Power generation company ContourGlobal has announced it has abandoned its plans to construct a 500-megawatt coal-fired power plant in Kosovo, enabling an opportunity to transition to renewables.
The planned coal plant is the third such project in the region to be cancelled in the last six months, following a recent report by Carbon Tracker finding that building new solar and wind farms in Europe is cheaper than building new coal plants or operating existing ones. The announcement also reaffirms the decision of the World Bank to pull out of the ‘Kosova e Re’ project in October 2018. ContourGlobal accompanied the announcement with a statement saying it will not develop or acquire any coal power plants in the future.
Despite its renewable energy potential, Kosovo is almost entirely dependent on coal for electricity, and like other coal-dependent countries in the region, it relies upon direct and indirect subsidies to keep its coal sector afloat.
“This is great news for clean air and a sustainable future for Kosovo” said Viktor Berishaj, Energy Policy Coordinator for Southeast Europe at Climate Action Network (CAN) Europe. “We know that wind and solar are edging out coal across Europe, and much of the world. Planned coal plants either get cancelled or they get stranded. Where previous governments wasted time and effort in futile attempts to keep coal alive at the expense of the taxpayers, their health and the climate, there now can and must emerge an inclusive and strategic process of building a Paris Agreement-compatible, climate-neutral, economically viable and renewable future beyond coal. This is great news for Western Balkans too, because it helps all countries in the region to abandon coal, free up resources and focus on accelerated deployment of the region’s enormous renewable energy potential in place of what is now Europe’s most polluting coal fleet.”
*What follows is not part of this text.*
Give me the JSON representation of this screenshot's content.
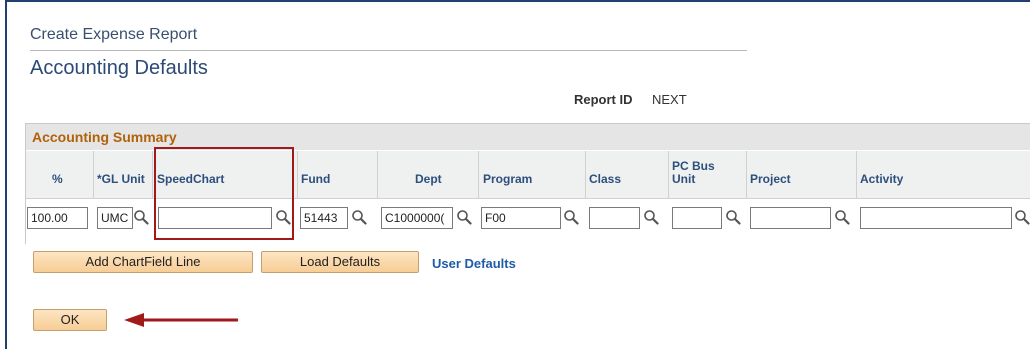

Kathrin Gutmann, campaign director at Europe Beyond Coal, added that Montenegro and North Macedonia have both recently abandoned similar coal projects and that it is now Kosovo’s turn.
“This news should come as a stark warning to investors, and other countries in the Western Balkan region that have yet to abandon building new coal power plants, such as Serbia and Bosnia Herzegovina. Investing in coal is a gamble that simply won’t pay” Ms Gutmann said. “The future lies in renewables and energy efficiency.”
“Given the ongoing climate emergency, the race is now on for Kosovo and the entire Western Balkans region to move beyond coal by 2030 at the latest, accelerating a just transition to renewables that will take it there, and on to climate neutrality by 2050” Viktor Berishaj added. “This brings to the forefront the need for strong progress of the Energy Community process, working to integrate the energy markets of the EU and those of its neighbours. The EU’s support for it will be crucial. The Commission will have a chance of demonstrating its commitment to this goal later this year when it unveils its Green Agenda for the Western Balkans as promised by the European Green Deal. Our collective house is on fire. Time for jump-starting energy transition in the region is quickly running out. This year - if we snooze, we lose”.